Source records:
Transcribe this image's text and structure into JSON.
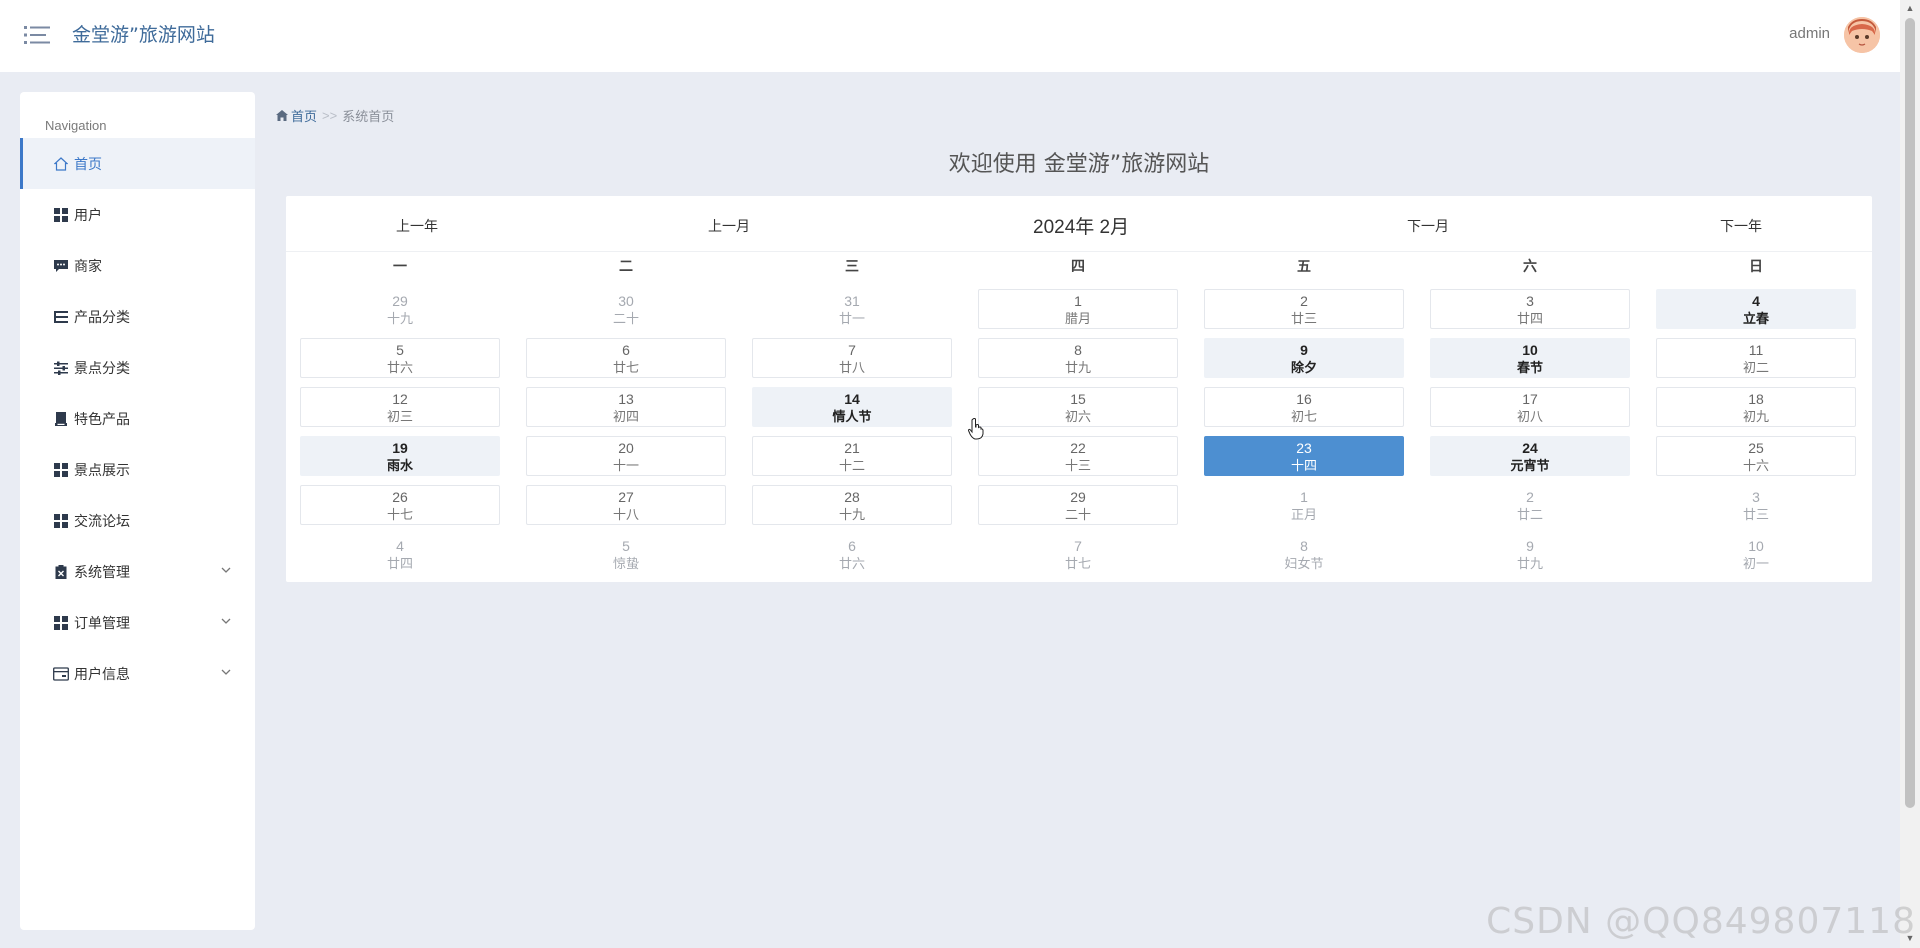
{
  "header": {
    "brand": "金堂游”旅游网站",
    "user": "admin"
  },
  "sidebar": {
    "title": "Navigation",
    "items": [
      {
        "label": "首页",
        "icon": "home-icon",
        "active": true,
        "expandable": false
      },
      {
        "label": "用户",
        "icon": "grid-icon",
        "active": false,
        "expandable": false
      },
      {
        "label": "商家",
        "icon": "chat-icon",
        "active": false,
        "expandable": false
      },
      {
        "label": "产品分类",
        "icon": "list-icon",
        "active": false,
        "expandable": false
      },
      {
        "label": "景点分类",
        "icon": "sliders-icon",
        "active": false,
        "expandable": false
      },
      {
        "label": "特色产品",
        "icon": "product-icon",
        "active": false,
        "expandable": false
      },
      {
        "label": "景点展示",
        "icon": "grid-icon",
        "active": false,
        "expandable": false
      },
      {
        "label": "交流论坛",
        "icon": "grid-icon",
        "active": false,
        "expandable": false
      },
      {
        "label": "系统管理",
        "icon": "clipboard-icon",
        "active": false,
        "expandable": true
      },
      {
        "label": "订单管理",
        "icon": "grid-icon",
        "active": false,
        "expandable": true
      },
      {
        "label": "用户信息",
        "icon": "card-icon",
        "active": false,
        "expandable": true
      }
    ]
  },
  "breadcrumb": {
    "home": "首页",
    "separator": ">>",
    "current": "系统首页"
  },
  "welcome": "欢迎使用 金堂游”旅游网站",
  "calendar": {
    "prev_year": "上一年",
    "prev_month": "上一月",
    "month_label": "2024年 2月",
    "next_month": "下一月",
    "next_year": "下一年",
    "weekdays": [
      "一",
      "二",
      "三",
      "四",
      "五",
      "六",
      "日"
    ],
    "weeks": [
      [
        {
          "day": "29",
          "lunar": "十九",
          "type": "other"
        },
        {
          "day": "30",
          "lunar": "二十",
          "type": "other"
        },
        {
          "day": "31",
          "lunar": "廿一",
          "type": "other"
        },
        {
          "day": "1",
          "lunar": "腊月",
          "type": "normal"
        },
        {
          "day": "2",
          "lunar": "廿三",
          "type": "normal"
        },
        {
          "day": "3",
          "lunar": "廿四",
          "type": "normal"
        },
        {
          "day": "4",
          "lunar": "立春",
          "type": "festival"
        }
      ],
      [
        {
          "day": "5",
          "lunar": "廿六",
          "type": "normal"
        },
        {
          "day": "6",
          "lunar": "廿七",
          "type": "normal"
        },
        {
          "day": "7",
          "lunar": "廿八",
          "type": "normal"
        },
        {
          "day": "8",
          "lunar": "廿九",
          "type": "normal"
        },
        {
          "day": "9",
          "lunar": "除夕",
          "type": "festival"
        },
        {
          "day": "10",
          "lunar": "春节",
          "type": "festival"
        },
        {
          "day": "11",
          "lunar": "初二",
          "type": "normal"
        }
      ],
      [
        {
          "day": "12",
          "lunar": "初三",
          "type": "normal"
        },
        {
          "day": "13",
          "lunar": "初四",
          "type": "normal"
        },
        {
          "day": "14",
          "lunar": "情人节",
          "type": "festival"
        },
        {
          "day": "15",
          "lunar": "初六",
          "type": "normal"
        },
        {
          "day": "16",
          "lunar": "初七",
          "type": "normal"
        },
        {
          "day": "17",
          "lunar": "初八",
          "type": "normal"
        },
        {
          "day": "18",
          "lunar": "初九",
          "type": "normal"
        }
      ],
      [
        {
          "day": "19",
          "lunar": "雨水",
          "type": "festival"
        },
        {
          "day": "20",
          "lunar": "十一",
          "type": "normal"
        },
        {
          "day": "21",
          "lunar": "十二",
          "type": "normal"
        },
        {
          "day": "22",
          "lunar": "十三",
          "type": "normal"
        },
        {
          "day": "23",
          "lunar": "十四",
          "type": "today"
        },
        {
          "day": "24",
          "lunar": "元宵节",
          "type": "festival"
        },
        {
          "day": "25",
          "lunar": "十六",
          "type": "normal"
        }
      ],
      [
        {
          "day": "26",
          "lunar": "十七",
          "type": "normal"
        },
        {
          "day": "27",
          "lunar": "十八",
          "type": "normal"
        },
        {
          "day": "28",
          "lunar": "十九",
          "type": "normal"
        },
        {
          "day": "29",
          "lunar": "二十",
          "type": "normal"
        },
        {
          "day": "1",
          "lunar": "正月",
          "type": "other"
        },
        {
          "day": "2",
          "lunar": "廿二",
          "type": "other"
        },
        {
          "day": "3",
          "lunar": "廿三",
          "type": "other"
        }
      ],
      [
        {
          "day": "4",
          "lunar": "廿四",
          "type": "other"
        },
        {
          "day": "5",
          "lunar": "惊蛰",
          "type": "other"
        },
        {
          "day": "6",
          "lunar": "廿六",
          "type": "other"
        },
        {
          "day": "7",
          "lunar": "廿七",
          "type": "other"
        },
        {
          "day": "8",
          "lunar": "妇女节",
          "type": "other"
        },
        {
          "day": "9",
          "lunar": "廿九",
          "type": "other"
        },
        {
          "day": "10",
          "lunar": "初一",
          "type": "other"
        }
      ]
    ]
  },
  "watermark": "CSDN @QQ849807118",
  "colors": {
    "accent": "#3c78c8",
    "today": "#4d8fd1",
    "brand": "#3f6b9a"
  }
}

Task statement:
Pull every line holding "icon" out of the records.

Problem solution:
        "icon": "home-icon",
        "icon": "grid-icon",
        "icon": "chat-icon",
        "icon": "list-icon",
        "icon": "sliders-icon",
        "icon": "product-icon",
        "icon": "grid-icon",
        "icon": "grid-icon",
        "icon": "clipboard-icon",
        "icon": "grid-icon",
        "icon": "card-icon",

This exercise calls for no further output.